> _WHAT THE TASK REQUIRES_:
Exclude the pictures from your copy, and reproduce each entry below verbatim.

> _DATA PROVIDED_:

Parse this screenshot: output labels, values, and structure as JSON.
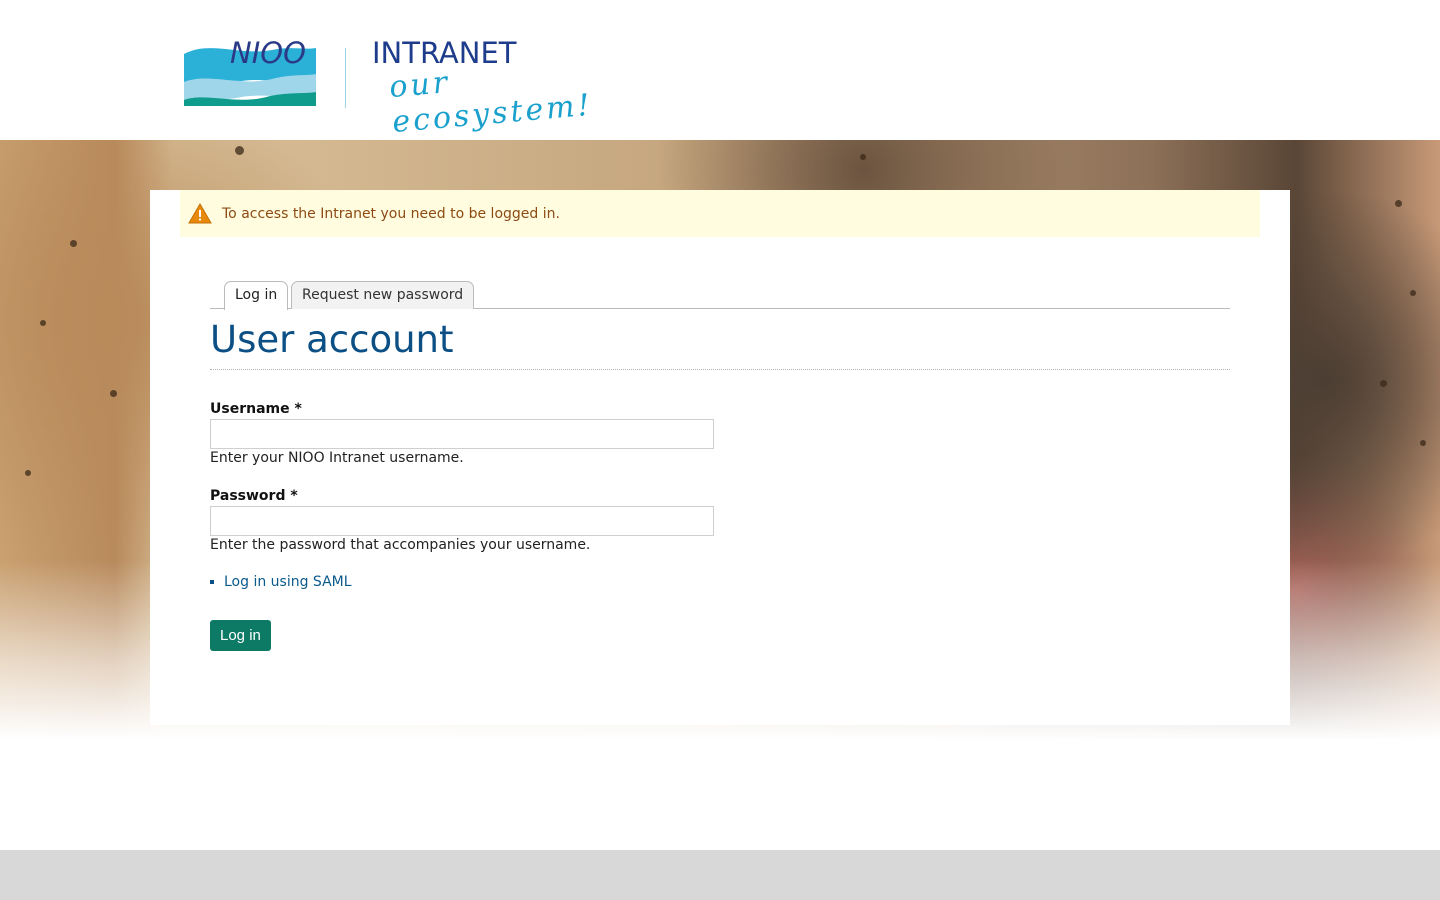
{
  "header": {
    "logo_nioo": "NIOO",
    "logo_intranet": "INTRANET",
    "logo_tagline": "our ecosystem!"
  },
  "message": {
    "icon": "warning-icon",
    "text": "To access the Intranet you need to be logged in."
  },
  "tabs": [
    {
      "label": "Log in",
      "active": true
    },
    {
      "label": "Request new password",
      "active": false
    }
  ],
  "page_title": "User account",
  "form": {
    "username": {
      "label": "Username *",
      "value": "",
      "description": "Enter your NIOO Intranet username."
    },
    "password": {
      "label": "Password *",
      "value": "",
      "description": "Enter the password that accompanies your username."
    },
    "saml_link": "Log in using SAML",
    "submit_label": "Log in"
  },
  "colors": {
    "accent_blue": "#0b4f85",
    "button_green": "#0d7a66",
    "warning_bg": "#fffce0",
    "warning_text": "#8c4b12"
  }
}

> _EXERCISE SOLUTION_:
Parse this screenshot: output labels, values, and structure as JSON.
{
  "header": {
    "logo_nioo": "NIOO",
    "logo_intranet": "INTRANET",
    "logo_tagline": "our ecosystem!"
  },
  "message": {
    "icon": "warning-icon",
    "text": "To access the Intranet you need to be logged in."
  },
  "tabs": [
    {
      "label": "Log in",
      "active": true
    },
    {
      "label": "Request new password",
      "active": false
    }
  ],
  "page_title": "User account",
  "form": {
    "username": {
      "label": "Username *",
      "value": "",
      "description": "Enter your NIOO Intranet username."
    },
    "password": {
      "label": "Password *",
      "value": "",
      "description": "Enter the password that accompanies your username."
    },
    "saml_link": "Log in using SAML",
    "submit_label": "Log in"
  },
  "colors": {
    "accent_blue": "#0b4f85",
    "button_green": "#0d7a66",
    "warning_bg": "#fffce0",
    "warning_text": "#8c4b12"
  }
}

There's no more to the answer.